#### [What is required]
Starting at the top line and ending at the last, restate the records exactly.

#### [Recorded data]
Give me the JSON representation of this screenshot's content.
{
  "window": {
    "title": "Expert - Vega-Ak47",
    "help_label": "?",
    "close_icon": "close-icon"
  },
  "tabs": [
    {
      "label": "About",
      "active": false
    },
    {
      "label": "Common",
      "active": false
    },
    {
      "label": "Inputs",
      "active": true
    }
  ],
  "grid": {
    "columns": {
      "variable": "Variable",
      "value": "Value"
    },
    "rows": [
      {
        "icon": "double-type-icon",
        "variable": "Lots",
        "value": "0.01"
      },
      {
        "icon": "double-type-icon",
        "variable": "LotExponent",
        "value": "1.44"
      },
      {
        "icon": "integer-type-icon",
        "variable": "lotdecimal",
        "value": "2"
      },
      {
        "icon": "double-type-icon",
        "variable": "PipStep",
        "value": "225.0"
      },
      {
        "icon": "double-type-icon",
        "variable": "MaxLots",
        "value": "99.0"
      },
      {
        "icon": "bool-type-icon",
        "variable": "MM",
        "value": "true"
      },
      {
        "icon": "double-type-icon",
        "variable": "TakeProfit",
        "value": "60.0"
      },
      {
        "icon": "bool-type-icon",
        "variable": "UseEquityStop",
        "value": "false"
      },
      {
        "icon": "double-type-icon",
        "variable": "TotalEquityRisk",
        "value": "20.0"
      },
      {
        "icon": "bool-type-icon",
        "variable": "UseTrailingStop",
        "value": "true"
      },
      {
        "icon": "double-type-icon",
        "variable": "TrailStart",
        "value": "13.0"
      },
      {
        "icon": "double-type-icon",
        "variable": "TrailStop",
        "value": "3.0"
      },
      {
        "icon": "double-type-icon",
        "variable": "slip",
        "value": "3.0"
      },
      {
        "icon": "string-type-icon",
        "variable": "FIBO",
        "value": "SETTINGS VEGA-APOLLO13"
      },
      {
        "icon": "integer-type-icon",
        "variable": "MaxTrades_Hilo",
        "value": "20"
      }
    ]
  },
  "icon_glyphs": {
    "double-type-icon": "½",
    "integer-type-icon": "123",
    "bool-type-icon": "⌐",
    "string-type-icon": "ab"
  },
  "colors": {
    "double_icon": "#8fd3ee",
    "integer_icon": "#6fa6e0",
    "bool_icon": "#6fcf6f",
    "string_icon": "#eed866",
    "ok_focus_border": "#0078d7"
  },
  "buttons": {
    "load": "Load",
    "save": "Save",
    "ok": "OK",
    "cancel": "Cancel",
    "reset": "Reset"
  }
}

#### [Output for this exercise]
Give me the JSON representation of this screenshot's content.
{
  "window": {
    "title": "Expert - Vega-Ak47",
    "help_label": "?",
    "close_icon": "close-icon"
  },
  "tabs": [
    {
      "label": "About",
      "active": false
    },
    {
      "label": "Common",
      "active": false
    },
    {
      "label": "Inputs",
      "active": true
    }
  ],
  "grid": {
    "columns": {
      "variable": "Variable",
      "value": "Value"
    },
    "rows": [
      {
        "icon": "double-type-icon",
        "variable": "Lots",
        "value": "0.01"
      },
      {
        "icon": "double-type-icon",
        "variable": "LotExponent",
        "value": "1.44"
      },
      {
        "icon": "integer-type-icon",
        "variable": "lotdecimal",
        "value": "2"
      },
      {
        "icon": "double-type-icon",
        "variable": "PipStep",
        "value": "225.0"
      },
      {
        "icon": "double-type-icon",
        "variable": "MaxLots",
        "value": "99.0"
      },
      {
        "icon": "bool-type-icon",
        "variable": "MM",
        "value": "true"
      },
      {
        "icon": "double-type-icon",
        "variable": "TakeProfit",
        "value": "60.0"
      },
      {
        "icon": "bool-type-icon",
        "variable": "UseEquityStop",
        "value": "false"
      },
      {
        "icon": "double-type-icon",
        "variable": "TotalEquityRisk",
        "value": "20.0"
      },
      {
        "icon": "bool-type-icon",
        "variable": "UseTrailingStop",
        "value": "true"
      },
      {
        "icon": "double-type-icon",
        "variable": "TrailStart",
        "value": "13.0"
      },
      {
        "icon": "double-type-icon",
        "variable": "TrailStop",
        "value": "3.0"
      },
      {
        "icon": "double-type-icon",
        "variable": "slip",
        "value": "3.0"
      },
      {
        "icon": "string-type-icon",
        "variable": "FIBO",
        "value": "SETTINGS VEGA-APOLLO13"
      },
      {
        "icon": "integer-type-icon",
        "variable": "MaxTrades_Hilo",
        "value": "20"
      }
    ]
  },
  "icon_glyphs": {
    "double-type-icon": "½",
    "integer-type-icon": "123",
    "bool-type-icon": "⌐",
    "string-type-icon": "ab"
  },
  "colors": {
    "double_icon": "#8fd3ee",
    "integer_icon": "#6fa6e0",
    "bool_icon": "#6fcf6f",
    "string_icon": "#eed866",
    "ok_focus_border": "#0078d7"
  },
  "buttons": {
    "load": "Load",
    "save": "Save",
    "ok": "OK",
    "cancel": "Cancel",
    "reset": "Reset"
  }
}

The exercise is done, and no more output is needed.